[Data to use Boundary: Start]

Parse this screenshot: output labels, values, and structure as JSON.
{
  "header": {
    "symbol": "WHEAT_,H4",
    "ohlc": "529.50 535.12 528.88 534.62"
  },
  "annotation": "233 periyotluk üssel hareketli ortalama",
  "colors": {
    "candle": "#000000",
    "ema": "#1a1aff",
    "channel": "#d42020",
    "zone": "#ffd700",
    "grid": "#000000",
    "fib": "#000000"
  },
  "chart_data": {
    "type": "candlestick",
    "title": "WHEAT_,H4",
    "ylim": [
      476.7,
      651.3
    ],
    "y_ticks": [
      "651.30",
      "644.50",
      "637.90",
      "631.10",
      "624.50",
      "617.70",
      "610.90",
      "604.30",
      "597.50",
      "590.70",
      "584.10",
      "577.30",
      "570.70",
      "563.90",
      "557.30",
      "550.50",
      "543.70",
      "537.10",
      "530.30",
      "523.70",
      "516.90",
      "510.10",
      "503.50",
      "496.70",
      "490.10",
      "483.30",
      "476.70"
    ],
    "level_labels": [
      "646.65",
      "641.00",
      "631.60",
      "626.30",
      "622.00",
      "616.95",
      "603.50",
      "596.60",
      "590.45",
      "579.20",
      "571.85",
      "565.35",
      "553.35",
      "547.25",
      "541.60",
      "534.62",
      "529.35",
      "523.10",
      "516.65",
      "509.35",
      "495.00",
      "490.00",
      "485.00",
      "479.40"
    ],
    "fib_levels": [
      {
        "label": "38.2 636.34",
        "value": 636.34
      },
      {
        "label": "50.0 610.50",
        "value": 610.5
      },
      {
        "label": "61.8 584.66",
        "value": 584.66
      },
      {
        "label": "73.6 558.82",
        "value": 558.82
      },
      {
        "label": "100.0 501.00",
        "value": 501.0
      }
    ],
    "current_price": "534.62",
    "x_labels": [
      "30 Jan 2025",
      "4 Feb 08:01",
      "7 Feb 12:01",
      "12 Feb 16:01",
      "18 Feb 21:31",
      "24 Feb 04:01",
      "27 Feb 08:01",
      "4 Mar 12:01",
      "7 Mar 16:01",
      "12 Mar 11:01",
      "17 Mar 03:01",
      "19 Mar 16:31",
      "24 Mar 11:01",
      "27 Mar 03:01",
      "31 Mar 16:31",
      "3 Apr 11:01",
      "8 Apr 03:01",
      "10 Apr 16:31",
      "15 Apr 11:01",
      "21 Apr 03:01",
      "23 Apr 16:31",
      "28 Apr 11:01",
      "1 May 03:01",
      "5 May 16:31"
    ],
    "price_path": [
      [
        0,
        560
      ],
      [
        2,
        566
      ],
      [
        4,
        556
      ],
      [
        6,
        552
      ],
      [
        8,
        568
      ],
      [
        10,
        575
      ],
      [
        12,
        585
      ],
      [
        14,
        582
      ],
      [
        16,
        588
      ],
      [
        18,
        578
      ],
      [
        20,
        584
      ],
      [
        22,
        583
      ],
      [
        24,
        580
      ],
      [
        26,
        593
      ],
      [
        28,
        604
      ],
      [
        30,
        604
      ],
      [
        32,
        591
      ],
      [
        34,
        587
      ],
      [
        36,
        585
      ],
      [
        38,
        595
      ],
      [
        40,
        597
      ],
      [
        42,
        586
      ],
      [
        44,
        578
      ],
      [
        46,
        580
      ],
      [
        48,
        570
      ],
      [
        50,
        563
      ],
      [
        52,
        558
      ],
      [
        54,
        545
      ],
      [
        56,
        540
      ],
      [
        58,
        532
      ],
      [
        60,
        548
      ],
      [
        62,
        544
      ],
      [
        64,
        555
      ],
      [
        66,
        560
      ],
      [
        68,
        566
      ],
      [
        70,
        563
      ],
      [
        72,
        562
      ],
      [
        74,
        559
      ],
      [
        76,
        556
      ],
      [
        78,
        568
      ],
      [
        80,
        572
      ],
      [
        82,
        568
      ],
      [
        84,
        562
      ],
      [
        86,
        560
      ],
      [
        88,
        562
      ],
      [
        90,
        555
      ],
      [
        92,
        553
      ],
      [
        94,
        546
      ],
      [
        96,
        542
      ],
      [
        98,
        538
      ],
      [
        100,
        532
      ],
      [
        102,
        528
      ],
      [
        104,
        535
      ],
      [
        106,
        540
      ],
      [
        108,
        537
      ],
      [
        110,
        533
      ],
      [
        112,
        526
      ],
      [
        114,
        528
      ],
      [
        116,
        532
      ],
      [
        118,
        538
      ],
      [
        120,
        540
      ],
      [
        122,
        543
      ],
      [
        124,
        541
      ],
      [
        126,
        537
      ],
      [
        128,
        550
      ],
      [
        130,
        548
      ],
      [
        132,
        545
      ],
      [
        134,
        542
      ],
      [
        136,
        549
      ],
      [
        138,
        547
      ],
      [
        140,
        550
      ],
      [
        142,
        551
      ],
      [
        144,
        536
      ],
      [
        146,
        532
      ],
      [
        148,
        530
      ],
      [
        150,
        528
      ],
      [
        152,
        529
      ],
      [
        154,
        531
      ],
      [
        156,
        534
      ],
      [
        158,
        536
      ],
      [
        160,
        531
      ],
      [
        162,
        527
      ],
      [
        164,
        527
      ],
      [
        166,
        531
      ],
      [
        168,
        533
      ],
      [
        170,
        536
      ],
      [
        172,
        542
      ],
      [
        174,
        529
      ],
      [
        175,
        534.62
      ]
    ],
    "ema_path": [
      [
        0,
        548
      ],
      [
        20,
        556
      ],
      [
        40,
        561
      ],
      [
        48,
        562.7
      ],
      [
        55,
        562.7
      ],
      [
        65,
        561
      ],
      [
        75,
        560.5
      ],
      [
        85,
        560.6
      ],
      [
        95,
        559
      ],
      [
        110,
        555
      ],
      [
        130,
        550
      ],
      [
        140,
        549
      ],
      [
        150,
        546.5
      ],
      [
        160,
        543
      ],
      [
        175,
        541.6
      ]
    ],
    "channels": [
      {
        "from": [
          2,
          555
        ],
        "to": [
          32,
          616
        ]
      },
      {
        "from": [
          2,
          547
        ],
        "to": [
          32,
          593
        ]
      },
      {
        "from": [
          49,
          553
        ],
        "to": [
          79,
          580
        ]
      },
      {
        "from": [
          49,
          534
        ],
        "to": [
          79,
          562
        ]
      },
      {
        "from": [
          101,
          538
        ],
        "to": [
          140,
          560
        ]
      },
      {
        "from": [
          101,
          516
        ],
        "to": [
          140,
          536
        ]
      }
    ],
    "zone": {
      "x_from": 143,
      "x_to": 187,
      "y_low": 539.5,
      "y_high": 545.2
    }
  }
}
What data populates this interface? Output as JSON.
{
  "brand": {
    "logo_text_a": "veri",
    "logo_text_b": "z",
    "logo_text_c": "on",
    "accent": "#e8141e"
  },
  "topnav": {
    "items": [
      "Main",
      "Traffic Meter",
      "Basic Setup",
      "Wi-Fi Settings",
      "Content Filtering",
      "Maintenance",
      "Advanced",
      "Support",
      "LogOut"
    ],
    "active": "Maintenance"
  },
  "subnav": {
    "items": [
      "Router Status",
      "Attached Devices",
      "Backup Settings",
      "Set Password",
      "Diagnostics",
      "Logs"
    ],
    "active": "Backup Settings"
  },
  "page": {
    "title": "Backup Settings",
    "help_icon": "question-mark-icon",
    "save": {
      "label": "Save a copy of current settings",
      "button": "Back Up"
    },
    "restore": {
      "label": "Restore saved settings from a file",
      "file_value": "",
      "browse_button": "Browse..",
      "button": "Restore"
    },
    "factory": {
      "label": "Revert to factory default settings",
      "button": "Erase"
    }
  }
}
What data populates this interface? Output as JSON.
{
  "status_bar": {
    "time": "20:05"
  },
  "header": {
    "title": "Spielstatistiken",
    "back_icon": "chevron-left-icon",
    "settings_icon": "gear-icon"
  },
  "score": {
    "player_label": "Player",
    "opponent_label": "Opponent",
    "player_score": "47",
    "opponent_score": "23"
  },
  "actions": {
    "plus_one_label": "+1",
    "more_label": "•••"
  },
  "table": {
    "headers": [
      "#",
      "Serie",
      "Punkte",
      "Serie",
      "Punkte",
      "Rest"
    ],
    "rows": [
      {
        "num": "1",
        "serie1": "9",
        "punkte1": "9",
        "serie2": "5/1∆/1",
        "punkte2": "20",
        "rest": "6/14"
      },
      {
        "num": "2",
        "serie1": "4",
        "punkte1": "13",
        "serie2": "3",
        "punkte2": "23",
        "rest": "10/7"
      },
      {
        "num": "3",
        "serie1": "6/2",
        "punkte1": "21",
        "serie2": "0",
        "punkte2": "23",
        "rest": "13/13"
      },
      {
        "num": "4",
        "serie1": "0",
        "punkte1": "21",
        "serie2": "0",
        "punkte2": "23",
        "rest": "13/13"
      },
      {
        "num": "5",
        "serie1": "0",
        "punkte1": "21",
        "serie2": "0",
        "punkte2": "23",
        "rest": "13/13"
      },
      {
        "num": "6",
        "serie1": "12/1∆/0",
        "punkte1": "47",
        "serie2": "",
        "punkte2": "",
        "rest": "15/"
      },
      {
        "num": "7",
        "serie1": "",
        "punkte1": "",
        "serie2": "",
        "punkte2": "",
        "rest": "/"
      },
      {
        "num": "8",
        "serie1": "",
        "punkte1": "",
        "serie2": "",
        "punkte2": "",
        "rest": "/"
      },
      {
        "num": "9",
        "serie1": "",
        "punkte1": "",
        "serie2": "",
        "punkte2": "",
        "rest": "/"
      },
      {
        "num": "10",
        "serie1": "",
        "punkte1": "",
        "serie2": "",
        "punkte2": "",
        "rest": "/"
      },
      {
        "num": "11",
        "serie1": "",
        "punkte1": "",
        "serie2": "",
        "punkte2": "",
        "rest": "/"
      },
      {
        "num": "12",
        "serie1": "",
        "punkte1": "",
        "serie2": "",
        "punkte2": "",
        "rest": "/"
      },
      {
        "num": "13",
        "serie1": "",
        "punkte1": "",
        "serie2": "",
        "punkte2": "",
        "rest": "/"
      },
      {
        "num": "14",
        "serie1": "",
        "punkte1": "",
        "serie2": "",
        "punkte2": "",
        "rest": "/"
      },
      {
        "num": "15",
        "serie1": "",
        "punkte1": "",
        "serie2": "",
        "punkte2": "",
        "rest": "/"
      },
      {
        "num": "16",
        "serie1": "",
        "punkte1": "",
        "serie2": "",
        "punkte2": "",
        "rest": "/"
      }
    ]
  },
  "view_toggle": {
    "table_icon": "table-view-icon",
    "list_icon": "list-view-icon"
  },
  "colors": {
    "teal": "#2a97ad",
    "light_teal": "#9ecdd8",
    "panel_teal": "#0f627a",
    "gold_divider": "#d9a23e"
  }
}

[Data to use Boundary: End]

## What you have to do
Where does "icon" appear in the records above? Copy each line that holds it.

## Answer
    "help_icon": "question-mark-icon",
    "back_icon": "chevron-left-icon",
    "settings_icon": "gear-icon"
    "table_icon": "table-view-icon",
    "list_icon": "list-view-icon"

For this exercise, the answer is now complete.